Just look at the video below and be amazed!
4. A Southern Gothic Dollhouse
I have been following this Instagram account for a while now called ‘A Southern Gothic Dollhouse’ and I like it!
This artist creates some peculiar things, like this “skeleton in a bathtub with a dragon tail”.
Or this “dirty and still partly frozen fridge”, I found impressive.
And how about this fantastic miniature scene at an “aged wedding reception”? What an imagination!
5. Gothic Miniatures
I will get more into detail about this artist in my next blog post when I will review her store and others. In the meantime, enjoy a few pictures of her miniature and “spooky” items:-)
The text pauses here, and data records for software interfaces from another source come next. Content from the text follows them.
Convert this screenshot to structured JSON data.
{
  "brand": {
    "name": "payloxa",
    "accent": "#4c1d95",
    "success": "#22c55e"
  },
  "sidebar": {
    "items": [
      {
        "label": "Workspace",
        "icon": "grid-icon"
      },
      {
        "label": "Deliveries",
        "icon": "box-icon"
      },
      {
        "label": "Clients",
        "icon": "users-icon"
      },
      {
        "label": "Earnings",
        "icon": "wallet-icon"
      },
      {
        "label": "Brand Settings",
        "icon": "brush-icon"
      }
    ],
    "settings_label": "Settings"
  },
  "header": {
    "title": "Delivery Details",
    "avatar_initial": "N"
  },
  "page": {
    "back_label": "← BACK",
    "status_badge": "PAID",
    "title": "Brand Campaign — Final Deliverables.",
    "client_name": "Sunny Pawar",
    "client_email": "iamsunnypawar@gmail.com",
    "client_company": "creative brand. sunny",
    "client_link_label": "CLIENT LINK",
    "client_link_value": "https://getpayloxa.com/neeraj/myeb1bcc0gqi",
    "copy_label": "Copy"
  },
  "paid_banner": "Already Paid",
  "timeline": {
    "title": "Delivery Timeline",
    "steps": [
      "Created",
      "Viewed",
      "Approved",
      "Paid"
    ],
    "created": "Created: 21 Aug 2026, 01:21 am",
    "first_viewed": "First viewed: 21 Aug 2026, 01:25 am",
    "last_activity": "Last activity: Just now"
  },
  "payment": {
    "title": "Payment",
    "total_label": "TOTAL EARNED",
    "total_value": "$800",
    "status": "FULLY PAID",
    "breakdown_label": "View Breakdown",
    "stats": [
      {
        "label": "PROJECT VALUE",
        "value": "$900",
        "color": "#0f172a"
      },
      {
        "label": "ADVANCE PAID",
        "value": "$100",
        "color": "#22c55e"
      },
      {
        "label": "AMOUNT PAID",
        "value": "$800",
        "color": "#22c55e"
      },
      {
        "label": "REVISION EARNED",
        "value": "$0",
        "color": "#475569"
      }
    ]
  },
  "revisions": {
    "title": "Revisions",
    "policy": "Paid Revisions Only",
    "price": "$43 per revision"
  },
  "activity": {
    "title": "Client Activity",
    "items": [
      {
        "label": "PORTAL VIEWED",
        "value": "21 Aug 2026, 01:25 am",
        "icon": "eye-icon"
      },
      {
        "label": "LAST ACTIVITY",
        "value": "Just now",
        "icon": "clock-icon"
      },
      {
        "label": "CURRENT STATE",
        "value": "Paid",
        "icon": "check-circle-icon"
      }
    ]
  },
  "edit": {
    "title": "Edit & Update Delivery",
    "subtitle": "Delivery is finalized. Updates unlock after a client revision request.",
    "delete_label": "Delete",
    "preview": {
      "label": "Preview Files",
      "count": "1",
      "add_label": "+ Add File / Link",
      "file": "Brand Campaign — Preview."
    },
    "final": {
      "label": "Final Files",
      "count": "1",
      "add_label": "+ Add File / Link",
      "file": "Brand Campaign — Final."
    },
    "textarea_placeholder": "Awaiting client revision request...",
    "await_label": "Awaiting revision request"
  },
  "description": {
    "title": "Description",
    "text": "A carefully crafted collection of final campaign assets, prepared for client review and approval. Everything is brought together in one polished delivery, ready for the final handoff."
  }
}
6. Nightfall Miniatures: A Gothic Dollshouse
There’s lots more out there, but I think this is it for today. Let’s finish with another great seller on Etsy: Nightfall miniatures 😉
She sells quite a lot of Gothic miniature items and Harry Potter-related minis. I will also be diving deeper into this seller in a future blog post.
Here’s a video of her Gothic dolls house:
7. Donald Leblanc: A Gothic Dollhouse Transformation DIY
Yes, I lied, how about just one more? 🙂
Donald Leblanc made this beautiful transformation of a dollhouse that he bought on Facebook for 10 bucks only. The final result is a Gothic Dollhouse and I love the way people transform things for the better!
My Final Conclusion.
I hope that you enjoyed this blog post on a spooky or aka Gothic dollhouse or miniatures and if you have any questions or something to add, please feel free to comment below or join me now on my Facebook group.
I wish you happy crafting!